Management of groundwater pumping seems simple – see how far down the water goes and don't let it slip below the roots of plants and trees. Inyo County and DWP have never used that straight forward approach. The methods they did adopt – checking soil moisture and other factors – have not done the job to protect Owens Valley environment. For the next 3 years, Inyo and DWP will work on another way.
Studies on the Owens Valley underground have gone on for something like 25 years, but staff members have basically gone back to square one. At a meeting of the Technical Group – Inyo and DWP staff – officials handed out a work plan outline to show the public what issues they're studying and how they will proceed toward a new way to manage pumping.
Daniel Pritchett of the California Native Plant Society asked the officials if they would give the public a chance to comment on the outline. Inyo Water Director Tom Brooks and DWP Manager Gene Coufal said they don't have time to wait for public input, they need to move ahead toward their April, 2010 deadline.
Coufal did say there would be times in the future at a Technical Group meeting for the public to comment on their work. This time around, the two sides will look at the depth of groundwater as they put together new plans.
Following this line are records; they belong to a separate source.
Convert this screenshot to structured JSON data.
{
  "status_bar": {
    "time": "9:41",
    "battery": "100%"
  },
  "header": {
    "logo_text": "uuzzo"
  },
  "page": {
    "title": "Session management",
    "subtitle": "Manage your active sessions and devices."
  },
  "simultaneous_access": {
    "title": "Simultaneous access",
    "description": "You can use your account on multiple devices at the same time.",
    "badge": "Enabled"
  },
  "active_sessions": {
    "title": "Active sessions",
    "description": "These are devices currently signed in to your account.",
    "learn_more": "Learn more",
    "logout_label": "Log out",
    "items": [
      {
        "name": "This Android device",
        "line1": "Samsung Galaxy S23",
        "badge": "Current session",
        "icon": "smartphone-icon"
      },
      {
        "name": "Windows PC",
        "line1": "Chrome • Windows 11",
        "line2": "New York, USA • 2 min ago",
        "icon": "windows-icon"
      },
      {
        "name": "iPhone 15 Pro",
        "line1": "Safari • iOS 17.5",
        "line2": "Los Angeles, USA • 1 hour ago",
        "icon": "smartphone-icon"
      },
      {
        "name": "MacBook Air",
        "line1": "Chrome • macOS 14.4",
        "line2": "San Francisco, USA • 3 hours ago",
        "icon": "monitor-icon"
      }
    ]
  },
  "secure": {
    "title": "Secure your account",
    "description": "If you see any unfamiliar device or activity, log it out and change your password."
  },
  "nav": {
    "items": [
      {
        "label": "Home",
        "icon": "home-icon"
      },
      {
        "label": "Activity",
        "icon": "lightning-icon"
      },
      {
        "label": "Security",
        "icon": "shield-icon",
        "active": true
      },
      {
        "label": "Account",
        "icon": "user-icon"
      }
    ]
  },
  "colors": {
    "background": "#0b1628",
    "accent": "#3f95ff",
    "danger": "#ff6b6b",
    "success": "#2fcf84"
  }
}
They will study the depth of water and the condition of plants.
Though it would seem these elementary issues would have been resolved by now, the two adversaries have never agreed – even on the science of water.
Water Director Brooks has claimed that Inyo and DWP have moved ahead on ways to deal with one another and arrive at a good plan for the Valley.
If drought persists, three more years will see potential damage to plant life as the scientists and engineers struggle with management plans.